The U.S. has 3 military bases (installations in Guam)
China’s “peacetime” targeting of critical infrastructure that is used by both civilians and the US military erodes the principles of the law of war. The principle of distinction ordinarily forbids targeting civilian objects, such as civilian property and infrastructure. However, many computer networks are used for both civilian and military purposes. Such “dual use” objects may be targetable based on their nature, purpose, and use. However, combatants must still comply with the other principles of the law of war: military necessity, proportionality, and avoiding unnecessary suffering.
Microsoft has tracked a group of what it believes to be Chinese state-sponsored hackers who have since 2021 carried out a broad hacking campaign that has targeted critical infrastructure systems in US states and Guam, including communications, manufacturing, utilities, construction, and transportation.
Microsoft’s blog post offered technical details of the hackers’ intrusions that may help network defenders spot and evict them: The group, for instance, uses hacked routers, firewalls, and other network “edge” devices as proxies to launch its hacking—targeting devices that include those sold by hardware makers ASUS, Cisco, D-Link, Netgear, and Zyxel.
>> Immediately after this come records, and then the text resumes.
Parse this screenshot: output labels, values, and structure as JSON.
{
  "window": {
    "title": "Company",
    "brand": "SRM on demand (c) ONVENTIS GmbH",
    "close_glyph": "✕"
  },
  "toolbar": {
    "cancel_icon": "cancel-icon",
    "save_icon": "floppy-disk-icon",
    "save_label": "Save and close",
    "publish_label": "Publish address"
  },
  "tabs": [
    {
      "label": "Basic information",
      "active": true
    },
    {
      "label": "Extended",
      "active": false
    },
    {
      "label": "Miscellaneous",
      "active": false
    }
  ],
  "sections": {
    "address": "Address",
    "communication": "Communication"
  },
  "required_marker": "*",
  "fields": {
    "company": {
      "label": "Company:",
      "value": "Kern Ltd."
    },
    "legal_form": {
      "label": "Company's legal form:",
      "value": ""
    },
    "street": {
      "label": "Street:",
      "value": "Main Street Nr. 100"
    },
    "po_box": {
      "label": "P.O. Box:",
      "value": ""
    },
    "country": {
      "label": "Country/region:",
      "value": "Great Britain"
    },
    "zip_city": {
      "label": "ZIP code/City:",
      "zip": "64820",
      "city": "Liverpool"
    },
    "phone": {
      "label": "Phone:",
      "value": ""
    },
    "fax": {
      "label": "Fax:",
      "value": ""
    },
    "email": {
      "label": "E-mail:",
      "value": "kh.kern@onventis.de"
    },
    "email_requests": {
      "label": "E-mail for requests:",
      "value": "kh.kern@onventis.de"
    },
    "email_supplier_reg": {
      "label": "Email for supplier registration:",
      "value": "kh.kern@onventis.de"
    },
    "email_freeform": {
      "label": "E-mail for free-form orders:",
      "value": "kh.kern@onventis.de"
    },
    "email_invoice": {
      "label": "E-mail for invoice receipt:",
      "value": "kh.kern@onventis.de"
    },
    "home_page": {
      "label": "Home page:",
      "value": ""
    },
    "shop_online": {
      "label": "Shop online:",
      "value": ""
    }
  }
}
The group also often exploits the access provided from compromised accounts of legitimate users rather than its own malware to make its activity harder to detect by appearing to be benign.
Blending in with a target’s regular network traffic in an attempt to evade detection is a hallmark of Volt Typhoon and other Chinese actors’ approach in recent years, says Marc Burnard, a senior consultant of information security research at Secureworks. Like Microsoft and Mandiant, Secureworks has been tracking the group and observing its campaigns. He added that the group has demonstrated a “relentless focus on adaption” to pursue its espionage.
US government agencies, including the National Security Agency, the Cybersecurity and Infrastructure Security Agency (CISA), and the Justice Department published a joint advisory about Volt Typhoon’s activity today alongside Canadian, UK, and Australian intelligence. “Private sector partners have identified that this activity affects networks across US critical infrastructure sectors, and the authoring agencies believe the actor could apply the same techniques against these and other sectors worldwide,” the agencies wrote. As early as 2009, US intelligence officials warned that Chinese cyberspies had penetrated the US power grid to “map” the country’s infrastructure in preparation for a potential conflict. Two years ago, CISA and the FBI also issued an advisory that China had penetrated US oil and gas pipelines between 2011 and 2013. China’s Ministry of State Security hackers have gone much further in cyberattacks against the country’s Asian neighbors, actually crossing the line of carrying out data-destroying attacks disguised as ransomware, including against Taiwan’s state-owned oil firm CPC. Source
The largely unknown amount of Chinese-made equipment within the North American grid is a threat to national security, experts warned during a Thursday congressional hearing that explored cybersecurity vulnerabilities within the electric sector.
Witnesses from the Department of Energy and private sector testifying during the Senate Energy and Natural Resources Committee echoed a sentiment increasingly heard in Washington that a longstanding dependence on Chinese technologies and cheap components is now an alarming national security issues for U.S. critical infrastructure.